All the mix of sound sources (white/flicker + drone + input) are effected by 3 parallel filters and to control them SaF has a special view. Here it is.
Set up frequencies and Q-factor for every filter.
VCF also has a “type” fader to mix between different VCFs output.
Adjust the values of the 9 equaliser parts with coloured knobs to pass sound out through it.
These are valves and will not let sound go through if all of them are set to zero. Q is affecting every valve of eq9.
Bandpass and VCF can receive notes from keyboards and via MIDI input, just like oscillators. Use the blue switch to enable this feature.
That was the last part of the interface left to describe so to test our knowledge let’s make a cool preset together.
Step by step you can build a new preset from scratch with this guided audio example.
Use the annotated player to understand what I’ve done to change the effect state, I posted comments inside the track and under the player.
0:00 We loaded with all knobs in zero position.
0:00 – 0:08 Raise the “output”, “input” and “clean” to hear the source – D’n B loop
0:08 – 0:25 Go to the Filters view and press the “Randomise” button to have some output from noise-gen. On Route view for “bandpass”, “vcf” and “eq10” start randomisation in the middle.
0:25 – 0:35 “clean” is set to zero and now we hear our loop filtered. Slightly wavy, but too obscured with Lowpass.
0:38 – 0:40 Set “lopass” to half.
0:40 – 0:55 Go to Settings view and select in Mutonic “2”, “3” and “10”

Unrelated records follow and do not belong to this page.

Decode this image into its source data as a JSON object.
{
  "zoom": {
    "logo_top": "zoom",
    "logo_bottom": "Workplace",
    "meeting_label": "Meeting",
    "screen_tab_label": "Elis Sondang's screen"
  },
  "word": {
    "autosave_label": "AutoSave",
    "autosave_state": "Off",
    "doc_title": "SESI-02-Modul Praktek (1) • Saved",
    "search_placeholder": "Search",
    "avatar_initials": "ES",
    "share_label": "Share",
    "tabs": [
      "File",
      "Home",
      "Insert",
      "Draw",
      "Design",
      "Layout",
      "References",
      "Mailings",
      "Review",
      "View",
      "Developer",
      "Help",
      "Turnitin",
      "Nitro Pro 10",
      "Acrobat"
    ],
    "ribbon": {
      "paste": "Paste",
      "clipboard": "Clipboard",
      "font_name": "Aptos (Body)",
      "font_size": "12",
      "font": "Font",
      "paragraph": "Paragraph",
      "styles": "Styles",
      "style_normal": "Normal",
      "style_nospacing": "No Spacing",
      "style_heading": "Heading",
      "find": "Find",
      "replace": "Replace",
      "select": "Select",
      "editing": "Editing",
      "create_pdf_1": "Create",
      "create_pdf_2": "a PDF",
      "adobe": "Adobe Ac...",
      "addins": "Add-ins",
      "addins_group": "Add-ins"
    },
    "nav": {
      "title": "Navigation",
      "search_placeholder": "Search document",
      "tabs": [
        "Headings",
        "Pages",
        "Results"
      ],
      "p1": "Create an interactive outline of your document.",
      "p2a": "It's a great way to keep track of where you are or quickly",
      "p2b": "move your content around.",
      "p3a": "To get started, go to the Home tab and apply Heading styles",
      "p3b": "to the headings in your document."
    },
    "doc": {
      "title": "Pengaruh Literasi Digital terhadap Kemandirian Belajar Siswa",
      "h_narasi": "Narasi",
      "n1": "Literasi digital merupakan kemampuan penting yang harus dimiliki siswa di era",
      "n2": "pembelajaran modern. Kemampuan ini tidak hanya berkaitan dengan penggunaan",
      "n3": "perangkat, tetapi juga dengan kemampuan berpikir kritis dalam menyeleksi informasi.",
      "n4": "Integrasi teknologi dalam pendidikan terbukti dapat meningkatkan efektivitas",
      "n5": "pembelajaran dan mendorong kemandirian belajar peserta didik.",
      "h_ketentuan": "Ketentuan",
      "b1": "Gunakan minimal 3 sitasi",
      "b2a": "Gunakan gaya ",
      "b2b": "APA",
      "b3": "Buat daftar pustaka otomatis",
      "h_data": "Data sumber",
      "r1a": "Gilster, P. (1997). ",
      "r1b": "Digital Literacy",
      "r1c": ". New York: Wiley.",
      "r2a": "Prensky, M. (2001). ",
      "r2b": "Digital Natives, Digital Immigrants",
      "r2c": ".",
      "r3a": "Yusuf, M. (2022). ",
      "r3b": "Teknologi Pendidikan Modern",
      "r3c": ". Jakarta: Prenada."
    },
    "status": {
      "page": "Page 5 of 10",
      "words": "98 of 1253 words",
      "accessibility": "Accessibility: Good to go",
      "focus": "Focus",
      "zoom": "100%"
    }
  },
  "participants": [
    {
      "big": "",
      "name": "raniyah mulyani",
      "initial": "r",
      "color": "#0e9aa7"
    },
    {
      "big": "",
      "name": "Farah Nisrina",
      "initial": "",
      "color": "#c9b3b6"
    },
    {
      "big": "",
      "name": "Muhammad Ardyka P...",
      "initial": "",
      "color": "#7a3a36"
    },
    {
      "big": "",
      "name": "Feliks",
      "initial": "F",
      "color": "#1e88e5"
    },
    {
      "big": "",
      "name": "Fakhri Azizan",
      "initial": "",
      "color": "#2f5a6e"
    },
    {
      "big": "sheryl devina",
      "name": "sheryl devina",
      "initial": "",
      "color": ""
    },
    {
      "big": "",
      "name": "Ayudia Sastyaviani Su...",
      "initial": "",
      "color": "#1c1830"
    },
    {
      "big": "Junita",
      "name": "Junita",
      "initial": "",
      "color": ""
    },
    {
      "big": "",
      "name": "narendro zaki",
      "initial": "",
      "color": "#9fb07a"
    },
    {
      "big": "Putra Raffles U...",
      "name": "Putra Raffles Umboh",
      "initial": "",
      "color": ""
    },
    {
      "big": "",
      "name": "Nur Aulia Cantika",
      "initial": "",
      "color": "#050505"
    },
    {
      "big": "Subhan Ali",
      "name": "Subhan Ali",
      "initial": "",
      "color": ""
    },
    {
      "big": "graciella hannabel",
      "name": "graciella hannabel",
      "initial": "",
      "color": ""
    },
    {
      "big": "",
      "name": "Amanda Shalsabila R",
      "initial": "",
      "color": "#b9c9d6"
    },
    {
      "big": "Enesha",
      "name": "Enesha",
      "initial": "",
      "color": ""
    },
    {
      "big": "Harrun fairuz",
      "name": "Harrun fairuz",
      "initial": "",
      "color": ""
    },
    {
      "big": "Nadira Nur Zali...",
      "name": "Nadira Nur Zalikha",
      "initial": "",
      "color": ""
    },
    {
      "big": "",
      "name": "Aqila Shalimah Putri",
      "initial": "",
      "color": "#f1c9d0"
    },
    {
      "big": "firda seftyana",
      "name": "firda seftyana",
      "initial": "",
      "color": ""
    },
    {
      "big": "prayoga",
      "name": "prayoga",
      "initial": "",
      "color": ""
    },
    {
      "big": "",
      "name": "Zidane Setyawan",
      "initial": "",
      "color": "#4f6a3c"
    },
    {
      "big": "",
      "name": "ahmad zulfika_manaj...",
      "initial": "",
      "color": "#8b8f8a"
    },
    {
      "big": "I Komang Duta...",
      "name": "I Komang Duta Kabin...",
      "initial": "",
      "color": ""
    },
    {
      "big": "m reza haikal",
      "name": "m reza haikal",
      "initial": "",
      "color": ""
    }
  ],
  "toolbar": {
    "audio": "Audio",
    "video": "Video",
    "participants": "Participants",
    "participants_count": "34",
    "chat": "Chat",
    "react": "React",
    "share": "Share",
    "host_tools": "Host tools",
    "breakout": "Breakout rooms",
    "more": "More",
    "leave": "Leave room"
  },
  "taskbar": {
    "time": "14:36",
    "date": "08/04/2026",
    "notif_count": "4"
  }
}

0:55 – 1:06 In the Route view, raise “mutonic” to hear how the filtered loop modulates the original one
1:25 – 1:31 Raise the “source” (to send clean to Overdrive) and “drive” to hear the difference due to the effects of Overdrive and Mutonic
1:38 – 1:45 Set “source” to zero again to hear how it sounds – overdriven with Mutonic
1:55 Go to Settings and press Mutonic’s randomiser, now it’s alive, it has its own life
2:00 – 2:08 Set “drive” to zero and hear only dancing Mutonic
2:10 – 2:40 Go to Drone view and press all 4 top green buttons. Now oscillators receive notes as frequencies from pitch detector, but levels (octaves) of detection are switched randomly. Enable amplitude detection with dark green buttons for every oscillator except table, for now I leave the table untouched and it won’t play. Now the drone is ready to appear in the mix.
2:40 – 2:50 Get back to the Route view and raise the “drone” knob. Now we hear how the loop is modulated by Mutonic with sound generated by the Drone.
3:15 – 3:26 Set “mutonic” to zero to hear only the filtered Drone
3:26 – end We raise “clean” knob and hear our original loop.
I hope these instructions were helpful and you become more and more familiar with Self-a-Fuzz.
Remember you are not alone in this journey, I’m always happy to hear about your experiences.